The AVI has several limitations, including: (1) it cannot be used with young children; therefore, we have developed other methods to measure ideal affect in children between the ages of 2-5, (2) at times, participants may be confused about whether they are completing the measure of actual or ideal affect; therefore, it is important to make sure that participants realize that the questionnaires are asking different questions, (3) research assistants may make errors when entering the data, so data should be checked several times, (4) the measure is relatively long and therefore, more complex states like shame, compassion cannot be easily added, and (5) in some cases, researchers may want to describe the meaning of some of the states before administering the instrument. 


You are welcome to use the AVI in your research. We ask that in exchange for using the AVI, you let us know the findings of your studies, and send us any publications of your work with the AVI. To download a copy of the AVI, click here.

To obtain one of the translated versions of the AVI, please contact Lab. 

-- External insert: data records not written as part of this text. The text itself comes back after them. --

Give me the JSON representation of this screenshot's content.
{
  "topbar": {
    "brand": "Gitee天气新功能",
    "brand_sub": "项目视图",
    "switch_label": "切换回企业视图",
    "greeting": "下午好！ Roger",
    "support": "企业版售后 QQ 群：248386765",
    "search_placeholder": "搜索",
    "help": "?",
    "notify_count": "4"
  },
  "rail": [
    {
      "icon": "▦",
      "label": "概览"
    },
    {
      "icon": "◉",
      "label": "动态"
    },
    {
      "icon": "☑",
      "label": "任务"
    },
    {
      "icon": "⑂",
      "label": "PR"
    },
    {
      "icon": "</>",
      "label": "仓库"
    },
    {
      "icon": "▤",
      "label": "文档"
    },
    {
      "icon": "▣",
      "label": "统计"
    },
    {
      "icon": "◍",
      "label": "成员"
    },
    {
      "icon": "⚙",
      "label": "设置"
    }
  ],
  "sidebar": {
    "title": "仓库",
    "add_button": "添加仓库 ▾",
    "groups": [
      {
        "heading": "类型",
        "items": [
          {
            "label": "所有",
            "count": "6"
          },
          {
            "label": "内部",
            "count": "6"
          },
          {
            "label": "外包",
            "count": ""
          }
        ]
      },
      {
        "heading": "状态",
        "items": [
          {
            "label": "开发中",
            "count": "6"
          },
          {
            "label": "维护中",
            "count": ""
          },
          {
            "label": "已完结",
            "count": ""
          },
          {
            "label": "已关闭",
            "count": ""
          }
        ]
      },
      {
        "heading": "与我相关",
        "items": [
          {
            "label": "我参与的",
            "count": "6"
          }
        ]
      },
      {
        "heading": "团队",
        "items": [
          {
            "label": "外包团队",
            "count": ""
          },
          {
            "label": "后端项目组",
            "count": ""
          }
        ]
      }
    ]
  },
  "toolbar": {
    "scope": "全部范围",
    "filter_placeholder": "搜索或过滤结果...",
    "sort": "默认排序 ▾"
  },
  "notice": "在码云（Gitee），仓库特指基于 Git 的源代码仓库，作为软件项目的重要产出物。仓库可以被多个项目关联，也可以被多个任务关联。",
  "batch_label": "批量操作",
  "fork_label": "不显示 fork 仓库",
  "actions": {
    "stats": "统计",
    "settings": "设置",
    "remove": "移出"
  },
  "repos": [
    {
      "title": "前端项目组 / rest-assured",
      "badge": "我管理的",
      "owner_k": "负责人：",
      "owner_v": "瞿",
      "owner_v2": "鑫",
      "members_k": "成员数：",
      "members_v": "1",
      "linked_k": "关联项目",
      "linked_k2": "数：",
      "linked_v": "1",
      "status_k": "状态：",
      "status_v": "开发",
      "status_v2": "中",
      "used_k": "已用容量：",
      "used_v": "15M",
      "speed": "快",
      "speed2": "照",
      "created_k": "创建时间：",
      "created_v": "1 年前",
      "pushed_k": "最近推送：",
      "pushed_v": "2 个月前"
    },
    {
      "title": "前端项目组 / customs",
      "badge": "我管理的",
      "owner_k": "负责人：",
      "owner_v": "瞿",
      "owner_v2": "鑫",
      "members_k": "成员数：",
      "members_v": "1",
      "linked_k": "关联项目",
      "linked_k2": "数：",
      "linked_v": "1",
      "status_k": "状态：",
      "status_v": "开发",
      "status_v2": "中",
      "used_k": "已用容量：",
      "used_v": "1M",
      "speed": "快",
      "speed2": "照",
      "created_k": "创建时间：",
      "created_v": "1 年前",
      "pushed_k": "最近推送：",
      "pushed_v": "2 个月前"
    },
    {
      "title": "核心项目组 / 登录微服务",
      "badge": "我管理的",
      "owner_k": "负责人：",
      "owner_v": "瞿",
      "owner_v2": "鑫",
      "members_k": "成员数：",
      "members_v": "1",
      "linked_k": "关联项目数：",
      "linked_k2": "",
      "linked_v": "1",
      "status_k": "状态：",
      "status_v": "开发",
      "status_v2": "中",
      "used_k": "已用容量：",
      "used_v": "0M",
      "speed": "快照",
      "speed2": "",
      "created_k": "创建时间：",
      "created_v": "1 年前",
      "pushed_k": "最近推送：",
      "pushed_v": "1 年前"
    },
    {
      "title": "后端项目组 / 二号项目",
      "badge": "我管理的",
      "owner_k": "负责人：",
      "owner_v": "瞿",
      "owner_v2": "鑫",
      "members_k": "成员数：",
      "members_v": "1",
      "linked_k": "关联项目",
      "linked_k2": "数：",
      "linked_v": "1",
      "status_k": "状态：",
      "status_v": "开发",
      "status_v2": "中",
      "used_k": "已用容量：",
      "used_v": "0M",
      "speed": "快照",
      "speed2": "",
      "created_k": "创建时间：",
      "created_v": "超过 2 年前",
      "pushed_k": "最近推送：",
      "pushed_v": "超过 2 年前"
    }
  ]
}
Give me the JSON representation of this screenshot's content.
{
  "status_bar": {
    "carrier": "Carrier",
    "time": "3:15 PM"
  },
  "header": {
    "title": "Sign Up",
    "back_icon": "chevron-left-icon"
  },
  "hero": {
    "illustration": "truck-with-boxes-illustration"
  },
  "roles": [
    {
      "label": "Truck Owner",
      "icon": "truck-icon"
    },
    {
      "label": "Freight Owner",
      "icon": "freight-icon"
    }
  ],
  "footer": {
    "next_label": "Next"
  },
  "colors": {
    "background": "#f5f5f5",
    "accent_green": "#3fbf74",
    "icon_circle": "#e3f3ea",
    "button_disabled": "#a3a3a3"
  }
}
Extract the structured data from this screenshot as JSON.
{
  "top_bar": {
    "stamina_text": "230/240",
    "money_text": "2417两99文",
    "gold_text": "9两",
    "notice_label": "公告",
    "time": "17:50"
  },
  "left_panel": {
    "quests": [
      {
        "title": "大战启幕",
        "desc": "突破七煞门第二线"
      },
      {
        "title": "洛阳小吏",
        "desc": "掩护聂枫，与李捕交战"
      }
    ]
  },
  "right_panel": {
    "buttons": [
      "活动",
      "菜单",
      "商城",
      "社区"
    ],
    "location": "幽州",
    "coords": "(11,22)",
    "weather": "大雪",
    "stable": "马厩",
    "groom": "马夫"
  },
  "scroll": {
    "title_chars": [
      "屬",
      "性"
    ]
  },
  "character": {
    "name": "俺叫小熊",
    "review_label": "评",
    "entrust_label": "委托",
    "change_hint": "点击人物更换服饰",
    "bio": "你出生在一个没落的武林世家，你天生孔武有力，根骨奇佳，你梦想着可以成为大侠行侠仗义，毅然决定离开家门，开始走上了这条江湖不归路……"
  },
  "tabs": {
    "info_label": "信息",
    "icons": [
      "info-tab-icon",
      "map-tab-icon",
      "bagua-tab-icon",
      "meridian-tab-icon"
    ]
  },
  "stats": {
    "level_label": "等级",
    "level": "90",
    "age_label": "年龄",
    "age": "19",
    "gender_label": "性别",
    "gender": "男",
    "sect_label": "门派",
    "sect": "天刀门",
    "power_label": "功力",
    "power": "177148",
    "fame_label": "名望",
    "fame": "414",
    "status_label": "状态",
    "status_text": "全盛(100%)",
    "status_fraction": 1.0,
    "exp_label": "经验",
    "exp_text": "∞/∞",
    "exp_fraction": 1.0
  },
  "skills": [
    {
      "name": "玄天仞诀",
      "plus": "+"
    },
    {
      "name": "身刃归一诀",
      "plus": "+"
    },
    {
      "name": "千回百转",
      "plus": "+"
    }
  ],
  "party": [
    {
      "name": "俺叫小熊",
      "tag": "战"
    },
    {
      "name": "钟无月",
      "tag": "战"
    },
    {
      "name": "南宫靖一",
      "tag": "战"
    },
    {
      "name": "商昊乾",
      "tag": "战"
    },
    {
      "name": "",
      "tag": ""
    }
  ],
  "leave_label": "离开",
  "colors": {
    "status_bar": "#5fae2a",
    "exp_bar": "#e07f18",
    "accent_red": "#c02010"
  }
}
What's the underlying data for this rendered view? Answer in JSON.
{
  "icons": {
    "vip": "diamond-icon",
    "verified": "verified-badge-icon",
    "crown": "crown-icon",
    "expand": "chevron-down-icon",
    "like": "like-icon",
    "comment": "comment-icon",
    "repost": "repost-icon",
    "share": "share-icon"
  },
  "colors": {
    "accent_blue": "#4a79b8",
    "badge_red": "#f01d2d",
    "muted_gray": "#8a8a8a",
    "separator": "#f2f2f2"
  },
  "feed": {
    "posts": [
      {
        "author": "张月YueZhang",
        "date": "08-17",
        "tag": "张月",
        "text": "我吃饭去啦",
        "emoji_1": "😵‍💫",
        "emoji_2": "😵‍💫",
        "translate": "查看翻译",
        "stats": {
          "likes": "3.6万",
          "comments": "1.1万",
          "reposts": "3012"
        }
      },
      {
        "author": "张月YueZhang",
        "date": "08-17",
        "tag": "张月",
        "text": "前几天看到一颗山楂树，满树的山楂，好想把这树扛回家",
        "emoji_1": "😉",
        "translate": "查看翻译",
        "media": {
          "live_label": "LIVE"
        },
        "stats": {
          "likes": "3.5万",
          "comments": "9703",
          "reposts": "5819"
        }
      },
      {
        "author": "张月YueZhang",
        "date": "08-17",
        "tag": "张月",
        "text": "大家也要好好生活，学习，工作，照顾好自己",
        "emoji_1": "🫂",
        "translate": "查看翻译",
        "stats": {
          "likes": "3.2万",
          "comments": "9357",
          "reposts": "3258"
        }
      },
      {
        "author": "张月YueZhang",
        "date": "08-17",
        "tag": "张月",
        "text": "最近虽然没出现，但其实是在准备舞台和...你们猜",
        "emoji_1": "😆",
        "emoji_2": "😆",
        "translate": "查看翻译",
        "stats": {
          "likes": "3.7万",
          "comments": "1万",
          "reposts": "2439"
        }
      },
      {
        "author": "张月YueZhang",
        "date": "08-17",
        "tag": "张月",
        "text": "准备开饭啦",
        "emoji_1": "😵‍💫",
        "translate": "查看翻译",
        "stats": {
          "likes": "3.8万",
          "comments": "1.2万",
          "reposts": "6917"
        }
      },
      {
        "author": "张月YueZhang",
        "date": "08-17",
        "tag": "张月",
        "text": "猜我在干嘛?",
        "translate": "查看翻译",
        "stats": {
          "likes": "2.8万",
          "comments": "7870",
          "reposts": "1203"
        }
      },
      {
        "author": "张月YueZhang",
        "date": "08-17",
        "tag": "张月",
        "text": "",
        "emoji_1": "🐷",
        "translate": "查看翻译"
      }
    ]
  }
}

Feldman Barrett, L. (1996). Hedonic tone, perceived arousal, and item desirability: Three components of self-reported mood. Cognition and Emotion, 19, 47-68. 

Feldman Barrett, L., & Russell, J. A. (1999). The structure of current affect: Controversies and emerging consensus. Psychological Science, 8, 10-14. 

Larsen, R. J. & Diener, E. (1992). Promises and problems with the circumplex model of emotion. In M. S. Clark (Ed.), Review of personality and social psychology: Emotion (pp. 25-59). Newbury Park: Sage. 

Russell, J. A. (1991). Culture and the categorization of emotions. Psychological Bulletin, 110, 426-450. 

Russell, J.A. (2003). Core affect and the psychological construction of emotion. Psychological Review, 110, 145-172. 

Russell, J.A., Lewicka, M., & Nitt, T. (1989). A cross-cultural study of a circumplex model of affect. Journal of Personality and Social Psychology, 57, 848-856. 

Tsai, J.L. Knutson, B., & Fung, H. H. (2006). Cultural variation in affect valuation. Journal of Personality and Social Psychology, 90, 288-307. 

Watson, D., & Tellegen, A. (1985). Toward a consensual structure of mood. Psychological Bulletin, 98, 219-235.